  2. Pick a native tree - Native trees have evolved to local climate conditions and soils, which give them a distinct advantage in adapting and recovering after transplant.
  3. Plant your tree at the right time of year - Spring and fall are the best seasons for planting your tree because the weather is cooler and more water is available underground. Hot and dry summer weather may intensify stress to a newly planted tree.
Watering helps protect your tree against moisture stress

After planting

  1. Water regularly - Water is a critical tool in the fight against transplant shock as newly planted trees may struggle to meet their water needs with fewer roots. Water trees twice weekly using approximately six gallons of water each time. This is the equivalent of using 3 full watering cans twice per week, or using a hose with no nozzle on a very slow trickle for approximately 15 minutes, twice per week.
  2. Apply mulch - Natural mulch, such as woodchips, helps retain soil moisture, protects damaged roots against extreme temperatures and improves soil quality as it decomposes over time. Spread mulch two to four inches thick in a “doughnut” shape around the base of your tree.
  3. Don’t prune right away - During the first few years after planting, a tree is focused on growing and establishing its root system underground. Pruning your tree during this time can add stress, so only prune dead, diseased or broken branches.
Are you curious about which tree is right for your backyard? Apply to our subsidized Backyard Tree Planting Program today and receive a consultation with a certified arborist to help you find the right native species for your yard.


Jess Wilkin is the Residential Planting Programs Operations Coordinator. She holds a Master’s of Forest Conservation from the University of Toronto.


LEAF offers a subsidized Backyard Tree Planting Program for private property.

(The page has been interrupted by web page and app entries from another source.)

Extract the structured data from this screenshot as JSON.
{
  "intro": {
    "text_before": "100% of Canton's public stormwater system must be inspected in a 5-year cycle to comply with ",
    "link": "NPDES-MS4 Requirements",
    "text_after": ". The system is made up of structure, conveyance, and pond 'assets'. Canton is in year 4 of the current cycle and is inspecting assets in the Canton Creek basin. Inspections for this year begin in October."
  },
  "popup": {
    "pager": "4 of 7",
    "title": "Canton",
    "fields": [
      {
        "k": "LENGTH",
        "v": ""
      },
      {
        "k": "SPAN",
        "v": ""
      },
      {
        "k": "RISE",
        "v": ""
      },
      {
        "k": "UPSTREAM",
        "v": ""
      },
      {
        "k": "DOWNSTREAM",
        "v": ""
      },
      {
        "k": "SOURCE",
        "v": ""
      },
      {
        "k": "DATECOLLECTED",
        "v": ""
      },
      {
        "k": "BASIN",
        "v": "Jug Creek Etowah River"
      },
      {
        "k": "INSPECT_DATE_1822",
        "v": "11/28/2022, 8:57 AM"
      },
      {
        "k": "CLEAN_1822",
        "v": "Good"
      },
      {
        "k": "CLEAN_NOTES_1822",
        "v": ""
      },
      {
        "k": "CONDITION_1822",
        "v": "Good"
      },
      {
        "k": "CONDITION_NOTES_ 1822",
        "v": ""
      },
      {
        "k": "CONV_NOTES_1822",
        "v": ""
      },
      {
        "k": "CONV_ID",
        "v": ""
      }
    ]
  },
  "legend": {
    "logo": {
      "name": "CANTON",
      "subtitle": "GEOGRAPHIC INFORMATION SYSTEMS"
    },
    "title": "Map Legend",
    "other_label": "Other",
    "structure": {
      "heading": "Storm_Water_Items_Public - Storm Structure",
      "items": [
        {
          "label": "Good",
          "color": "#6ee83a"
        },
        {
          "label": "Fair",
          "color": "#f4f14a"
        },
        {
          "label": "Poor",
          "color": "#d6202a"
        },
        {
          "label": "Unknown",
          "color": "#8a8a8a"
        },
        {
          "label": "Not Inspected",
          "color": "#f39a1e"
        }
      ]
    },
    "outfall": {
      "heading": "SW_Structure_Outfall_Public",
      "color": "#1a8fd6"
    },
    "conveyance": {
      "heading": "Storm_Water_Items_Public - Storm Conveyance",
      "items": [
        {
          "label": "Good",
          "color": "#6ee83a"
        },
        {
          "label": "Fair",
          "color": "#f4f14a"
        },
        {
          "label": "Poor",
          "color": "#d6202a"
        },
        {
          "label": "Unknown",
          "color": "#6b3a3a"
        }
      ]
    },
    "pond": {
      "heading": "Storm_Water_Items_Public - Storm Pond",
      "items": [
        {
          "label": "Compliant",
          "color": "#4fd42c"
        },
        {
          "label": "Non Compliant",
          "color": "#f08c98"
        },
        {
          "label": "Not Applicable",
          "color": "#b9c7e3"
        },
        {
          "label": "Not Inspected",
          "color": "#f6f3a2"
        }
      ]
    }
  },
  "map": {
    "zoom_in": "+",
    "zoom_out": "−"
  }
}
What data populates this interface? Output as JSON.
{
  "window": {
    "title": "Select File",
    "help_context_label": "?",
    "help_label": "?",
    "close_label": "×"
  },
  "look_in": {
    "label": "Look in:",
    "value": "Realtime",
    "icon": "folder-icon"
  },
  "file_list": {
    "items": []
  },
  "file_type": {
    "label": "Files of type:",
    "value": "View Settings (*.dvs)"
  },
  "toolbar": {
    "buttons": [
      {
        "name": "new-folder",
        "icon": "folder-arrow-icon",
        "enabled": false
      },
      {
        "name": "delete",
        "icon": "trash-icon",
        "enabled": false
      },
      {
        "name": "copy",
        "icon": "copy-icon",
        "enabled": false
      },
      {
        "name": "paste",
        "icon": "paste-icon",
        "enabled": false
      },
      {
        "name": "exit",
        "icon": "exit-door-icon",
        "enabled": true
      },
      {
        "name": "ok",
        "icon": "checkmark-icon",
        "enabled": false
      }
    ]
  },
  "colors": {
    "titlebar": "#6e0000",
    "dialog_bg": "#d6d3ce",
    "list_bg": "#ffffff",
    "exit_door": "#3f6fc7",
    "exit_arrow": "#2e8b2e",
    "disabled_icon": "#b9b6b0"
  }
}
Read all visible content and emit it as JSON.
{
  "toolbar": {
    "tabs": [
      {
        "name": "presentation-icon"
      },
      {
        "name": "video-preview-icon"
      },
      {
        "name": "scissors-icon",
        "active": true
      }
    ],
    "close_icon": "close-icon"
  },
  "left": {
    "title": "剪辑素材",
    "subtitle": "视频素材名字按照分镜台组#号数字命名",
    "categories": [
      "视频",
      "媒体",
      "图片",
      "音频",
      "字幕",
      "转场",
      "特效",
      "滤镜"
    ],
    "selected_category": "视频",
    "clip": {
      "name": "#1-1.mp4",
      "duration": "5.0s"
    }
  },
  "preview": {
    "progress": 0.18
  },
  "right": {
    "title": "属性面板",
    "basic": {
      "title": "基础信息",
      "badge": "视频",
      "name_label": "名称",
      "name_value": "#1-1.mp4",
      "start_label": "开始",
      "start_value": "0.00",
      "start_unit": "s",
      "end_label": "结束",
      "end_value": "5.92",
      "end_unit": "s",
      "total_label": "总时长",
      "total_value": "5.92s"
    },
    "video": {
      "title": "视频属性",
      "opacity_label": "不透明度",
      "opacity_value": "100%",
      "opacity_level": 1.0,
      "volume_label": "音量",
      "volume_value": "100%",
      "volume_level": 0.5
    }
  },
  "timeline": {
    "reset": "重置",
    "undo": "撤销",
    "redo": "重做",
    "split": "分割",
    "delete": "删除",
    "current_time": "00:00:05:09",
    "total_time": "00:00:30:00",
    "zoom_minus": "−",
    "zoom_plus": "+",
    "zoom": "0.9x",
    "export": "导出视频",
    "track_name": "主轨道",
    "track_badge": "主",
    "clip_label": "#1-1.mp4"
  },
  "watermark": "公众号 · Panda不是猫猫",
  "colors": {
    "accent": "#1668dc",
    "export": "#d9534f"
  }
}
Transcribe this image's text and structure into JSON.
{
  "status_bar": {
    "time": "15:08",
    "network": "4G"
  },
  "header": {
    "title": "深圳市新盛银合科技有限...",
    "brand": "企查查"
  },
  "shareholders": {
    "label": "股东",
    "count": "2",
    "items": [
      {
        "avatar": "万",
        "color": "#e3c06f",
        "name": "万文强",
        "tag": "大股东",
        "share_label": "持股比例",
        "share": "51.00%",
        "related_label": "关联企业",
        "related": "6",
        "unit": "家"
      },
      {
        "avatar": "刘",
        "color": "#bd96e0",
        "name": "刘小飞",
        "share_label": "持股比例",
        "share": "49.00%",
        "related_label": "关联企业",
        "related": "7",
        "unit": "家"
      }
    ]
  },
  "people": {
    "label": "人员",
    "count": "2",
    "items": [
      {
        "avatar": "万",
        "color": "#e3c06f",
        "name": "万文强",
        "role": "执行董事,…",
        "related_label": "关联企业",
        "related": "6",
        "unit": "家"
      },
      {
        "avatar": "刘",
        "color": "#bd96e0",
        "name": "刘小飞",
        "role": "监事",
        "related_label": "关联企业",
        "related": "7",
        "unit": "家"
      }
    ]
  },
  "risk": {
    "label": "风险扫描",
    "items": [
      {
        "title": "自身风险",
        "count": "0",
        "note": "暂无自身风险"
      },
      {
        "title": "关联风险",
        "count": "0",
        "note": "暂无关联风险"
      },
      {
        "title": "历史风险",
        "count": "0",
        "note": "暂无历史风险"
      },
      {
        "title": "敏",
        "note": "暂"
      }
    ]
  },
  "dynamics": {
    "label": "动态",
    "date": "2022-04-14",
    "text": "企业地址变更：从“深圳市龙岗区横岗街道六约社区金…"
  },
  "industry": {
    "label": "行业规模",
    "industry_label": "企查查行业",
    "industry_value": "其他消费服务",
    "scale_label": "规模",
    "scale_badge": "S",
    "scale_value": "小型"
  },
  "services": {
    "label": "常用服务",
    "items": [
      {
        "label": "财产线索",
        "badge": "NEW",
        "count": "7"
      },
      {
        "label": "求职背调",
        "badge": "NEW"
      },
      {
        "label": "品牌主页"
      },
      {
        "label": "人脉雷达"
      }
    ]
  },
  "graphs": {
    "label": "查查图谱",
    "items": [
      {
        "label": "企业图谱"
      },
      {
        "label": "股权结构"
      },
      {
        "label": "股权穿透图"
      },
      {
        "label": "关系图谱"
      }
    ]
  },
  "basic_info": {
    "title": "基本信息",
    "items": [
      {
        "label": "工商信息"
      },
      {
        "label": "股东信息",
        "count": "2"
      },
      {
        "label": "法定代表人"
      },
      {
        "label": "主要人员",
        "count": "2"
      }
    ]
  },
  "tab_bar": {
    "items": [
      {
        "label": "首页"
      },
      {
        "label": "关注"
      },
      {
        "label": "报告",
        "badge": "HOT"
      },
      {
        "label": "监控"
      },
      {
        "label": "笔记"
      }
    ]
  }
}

The program is supported by the City of Toronto, the Regional Municipality of York, the City of Markham, the Town of Newmarket, the Regional Municipality of Durham, the Town of Ajax, the City of Oshawa, the City of Pickering, the Township of Scugog, the Town of Whitby, Ontario Power Generation, Ontario Trillium Foundation and GrandTrees/Canadian Trees For Life.